What you are asked to do:
Please output each line of the data exactly as it appears.
[[ Task inputs open ]]
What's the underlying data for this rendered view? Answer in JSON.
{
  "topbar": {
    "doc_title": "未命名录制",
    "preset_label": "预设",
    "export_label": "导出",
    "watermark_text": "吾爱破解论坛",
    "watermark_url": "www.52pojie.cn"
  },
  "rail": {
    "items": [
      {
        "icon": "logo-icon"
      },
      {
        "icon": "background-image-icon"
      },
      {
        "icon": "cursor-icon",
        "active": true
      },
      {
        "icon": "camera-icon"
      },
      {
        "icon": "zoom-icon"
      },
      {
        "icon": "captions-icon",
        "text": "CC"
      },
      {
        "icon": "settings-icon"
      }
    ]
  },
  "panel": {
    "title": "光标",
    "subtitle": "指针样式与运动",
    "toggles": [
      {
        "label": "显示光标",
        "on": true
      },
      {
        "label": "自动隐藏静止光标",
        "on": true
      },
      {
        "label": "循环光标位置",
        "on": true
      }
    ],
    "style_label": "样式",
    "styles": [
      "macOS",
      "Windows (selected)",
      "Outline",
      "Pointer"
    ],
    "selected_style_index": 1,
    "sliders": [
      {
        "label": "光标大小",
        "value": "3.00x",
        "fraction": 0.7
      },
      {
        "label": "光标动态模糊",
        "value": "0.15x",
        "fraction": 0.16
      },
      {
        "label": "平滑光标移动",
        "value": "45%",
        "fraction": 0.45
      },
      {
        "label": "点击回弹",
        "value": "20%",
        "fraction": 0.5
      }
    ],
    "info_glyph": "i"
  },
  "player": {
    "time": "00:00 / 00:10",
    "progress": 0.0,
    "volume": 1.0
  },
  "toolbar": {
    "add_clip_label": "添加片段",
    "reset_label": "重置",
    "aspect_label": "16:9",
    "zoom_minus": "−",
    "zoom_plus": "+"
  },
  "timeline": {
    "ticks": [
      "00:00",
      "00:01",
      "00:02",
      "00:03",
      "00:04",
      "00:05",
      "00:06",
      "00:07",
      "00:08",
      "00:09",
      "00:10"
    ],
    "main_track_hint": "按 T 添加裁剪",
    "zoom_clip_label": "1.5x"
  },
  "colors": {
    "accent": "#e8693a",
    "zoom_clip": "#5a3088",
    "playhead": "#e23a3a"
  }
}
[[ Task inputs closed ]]
Result of this task:
What's the underlying data for this rendered view? Answer in JSON.
{
  "topbar": {
    "doc_title": "未命名录制",
    "preset_label": "预设",
    "export_label": "导出",
    "watermark_text": "吾爱破解论坛",
    "watermark_url": "www.52pojie.cn"
  },
  "rail": {
    "items": [
      {
        "icon": "logo-icon"
      },
      {
        "icon": "background-image-icon"
      },
      {
        "icon": "cursor-icon",
        "active": true
      },
      {
        "icon": "camera-icon"
      },
      {
        "icon": "zoom-icon"
      },
      {
        "icon": "captions-icon",
        "text": "CC"
      },
      {
        "icon": "settings-icon"
      }
    ]
  },
  "panel": {
    "title": "光标",
    "subtitle": "指针样式与运动",
    "toggles": [
      {
        "label": "显示光标",
        "on": true
      },
      {
        "label": "自动隐藏静止光标",
        "on": true
      },
      {
        "label": "循环光标位置",
        "on": true
      }
    ],
    "style_label": "样式",
    "styles": [
      "macOS",
      "Windows (selected)",
      "Outline",
      "Pointer"
    ],
    "selected_style_index": 1,
    "sliders": [
      {
        "label": "光标大小",
        "value": "3.00x",
        "fraction": 0.7
      },
      {
        "label": "光标动态模糊",
        "value": "0.15x",
        "fraction": 0.16
      },
      {
        "label": "平滑光标移动",
        "value": "45%",
        "fraction": 0.45
      },
      {
        "label": "点击回弹",
        "value": "20%",
        "fraction": 0.5
      }
    ],
    "info_glyph": "i"
  },
  "player": {
    "time": "00:00 / 00:10",
    "progress": 0.0,
    "volume": 1.0
  },
  "toolbar": {
    "add_clip_label": "添加片段",
    "reset_label": "重置",
    "aspect_label": "16:9",
    "zoom_minus": "−",
    "zoom_plus": "+"
  },
  "timeline": {
    "ticks": [
      "00:00",
      "00:01",
      "00:02",
      "00:03",
      "00:04",
      "00:05",
      "00:06",
      "00:07",
      "00:08",
      "00:09",
      "00:10"
    ],
    "main_track_hint": "按 T 添加裁剪",
    "zoom_clip_label": "1.5x"
  },
  "colors": {
    "accent": "#e8693a",
    "zoom_clip": "#5a3088",
    "playhead": "#e23a3a"
  }
}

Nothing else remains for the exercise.